Regardless of the reason, if you’re losing your hair, you’ve probably at least considered medication to help it grow back. And, if you’ve done even a little research into what’s available, there’s a good chance you ended up confused.
At NeoGraft Hair Restoration, Dr. Dana Brownell and her staff recommend transplantation for men and women with our state of the art system, whether you want thicker hair, a lush beard, or more defined and filled-in eyebrows. In many cases, though, Dr. Brownell prescribes medication, either as a complement to hair restoration or while you consider your options.
A topical medication is one that you apply to your skin, using a gel, cream, lotion, oil, or foam. The active ingredient in this type of hair loss medication is minoxidil, and it’s available both over-the-counter and in a prescription strength.
Researchers don’t know exactly why topical minoxidil works, but it has shown significant results for some people with male pattern hair loss, female pattern hair loss, alopecia areata, and other types of hair loss. Notice the word “some” — the results aren’t the same for everyone.
Some side effects are possible. For example, you may see increased shedding when you first start using topical minoxidil. It could also cause redness and irritation on your scalp or increased growth of facial hair.

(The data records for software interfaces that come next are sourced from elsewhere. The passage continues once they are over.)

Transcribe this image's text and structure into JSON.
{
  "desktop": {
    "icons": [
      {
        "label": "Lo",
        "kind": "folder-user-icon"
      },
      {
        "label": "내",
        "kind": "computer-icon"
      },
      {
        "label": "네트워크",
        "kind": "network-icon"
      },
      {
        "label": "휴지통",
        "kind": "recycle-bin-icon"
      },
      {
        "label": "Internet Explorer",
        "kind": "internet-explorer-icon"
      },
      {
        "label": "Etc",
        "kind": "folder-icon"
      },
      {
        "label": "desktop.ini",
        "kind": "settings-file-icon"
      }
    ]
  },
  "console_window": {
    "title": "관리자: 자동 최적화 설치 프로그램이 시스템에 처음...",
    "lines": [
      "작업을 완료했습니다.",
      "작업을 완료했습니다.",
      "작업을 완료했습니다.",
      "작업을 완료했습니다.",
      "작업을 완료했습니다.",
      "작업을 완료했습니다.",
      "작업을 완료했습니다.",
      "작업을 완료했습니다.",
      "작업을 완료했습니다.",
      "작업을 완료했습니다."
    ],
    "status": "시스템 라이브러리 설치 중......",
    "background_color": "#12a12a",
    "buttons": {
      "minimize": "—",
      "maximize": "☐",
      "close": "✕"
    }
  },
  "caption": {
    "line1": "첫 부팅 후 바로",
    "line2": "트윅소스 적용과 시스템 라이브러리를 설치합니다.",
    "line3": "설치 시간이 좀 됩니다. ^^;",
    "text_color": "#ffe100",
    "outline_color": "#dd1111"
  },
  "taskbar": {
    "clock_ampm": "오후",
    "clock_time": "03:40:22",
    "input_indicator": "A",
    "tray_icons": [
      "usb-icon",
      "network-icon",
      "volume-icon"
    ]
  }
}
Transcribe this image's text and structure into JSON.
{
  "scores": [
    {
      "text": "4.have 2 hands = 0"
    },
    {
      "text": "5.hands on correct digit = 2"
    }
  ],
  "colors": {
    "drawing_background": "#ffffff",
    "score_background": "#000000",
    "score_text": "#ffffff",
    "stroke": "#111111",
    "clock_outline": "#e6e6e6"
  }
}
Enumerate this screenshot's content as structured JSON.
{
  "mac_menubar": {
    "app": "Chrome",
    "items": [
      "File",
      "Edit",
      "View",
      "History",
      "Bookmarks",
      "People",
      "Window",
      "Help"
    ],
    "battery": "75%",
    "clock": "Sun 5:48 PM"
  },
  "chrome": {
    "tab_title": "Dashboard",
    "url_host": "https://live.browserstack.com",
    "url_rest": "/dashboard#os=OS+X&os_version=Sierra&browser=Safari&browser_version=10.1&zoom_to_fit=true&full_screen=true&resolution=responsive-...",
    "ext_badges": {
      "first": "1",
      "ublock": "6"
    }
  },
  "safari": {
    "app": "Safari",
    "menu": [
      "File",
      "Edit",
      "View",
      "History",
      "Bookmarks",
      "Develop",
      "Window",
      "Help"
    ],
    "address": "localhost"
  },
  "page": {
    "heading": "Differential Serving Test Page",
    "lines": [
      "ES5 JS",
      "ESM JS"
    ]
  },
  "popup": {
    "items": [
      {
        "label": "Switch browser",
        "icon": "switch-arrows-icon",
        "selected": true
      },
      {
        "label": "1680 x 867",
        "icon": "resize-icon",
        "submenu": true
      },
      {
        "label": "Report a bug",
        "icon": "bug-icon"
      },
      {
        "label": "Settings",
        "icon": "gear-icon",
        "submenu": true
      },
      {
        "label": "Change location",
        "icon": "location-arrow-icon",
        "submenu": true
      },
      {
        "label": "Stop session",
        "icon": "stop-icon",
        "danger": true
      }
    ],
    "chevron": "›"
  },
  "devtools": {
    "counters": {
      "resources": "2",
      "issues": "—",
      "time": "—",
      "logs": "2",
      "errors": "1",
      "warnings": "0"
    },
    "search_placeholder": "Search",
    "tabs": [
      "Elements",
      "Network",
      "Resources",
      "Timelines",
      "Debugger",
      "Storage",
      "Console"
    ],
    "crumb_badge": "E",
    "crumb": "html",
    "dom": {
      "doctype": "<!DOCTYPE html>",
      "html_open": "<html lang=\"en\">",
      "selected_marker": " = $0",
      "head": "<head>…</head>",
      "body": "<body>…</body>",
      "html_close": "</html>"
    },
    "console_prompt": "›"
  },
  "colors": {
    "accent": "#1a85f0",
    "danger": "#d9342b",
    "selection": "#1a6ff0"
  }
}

There are three main types of oral medications for hair loss: oral minoxidil, finasteride, and antiandrogens.
The US Food and Drug Administration originally approved oral minoxidil as a blood pressure medication, but qualified doctors can safely prescribe it for hair loss. Dr. Brownell assesses whether or not minoxidil is working after you’ve been taking it for about six months.
Finasteride treats male pattern baldness. It works to slow your body’s production of a particular hormone that damages and destroys hair follicles. Finasteride both slows hair loss and stimulates the growth of new hair.
It may have some side effects. Some men experience erectile dysfunction or depression.
It can take as long as a year before you notice new hair growth after you begin taking finasteride, though it may begin working at about four months. Dr. Brownell assesses your progress at six months.
Antiandrogens may be used to treat hair loss in women who have female pattern hair loss. Androgens are the so-called male hormones — testosterone is one of them — though women produce them, too. However, women who have an excess of androgens can experience hair loss because androgens destroy hair follicles.
Antiandrogens contain estrogen and include a medication called spironolactone, as well as in the form of oral contraceptives. They can have side effects that may include irregular menstrual periods and drowsiness. Antiandrogens aren’t appropriate for women who are trying to become pregnant.
Get personalized help
If you’re considering medication to help slow or stop your hair loss, talk to a highly qualified professional and get advice based on your specific concerns. The underlying cause of your hair loss and your medical history are important factors when it comes to identifying the best medication to fit your needs.
Schedule an appointment at NeoGraft Hair Restoration, and let Dr. Brownell evaluate your hair loss. Her recommendations are based on years of experience and extensive medical training.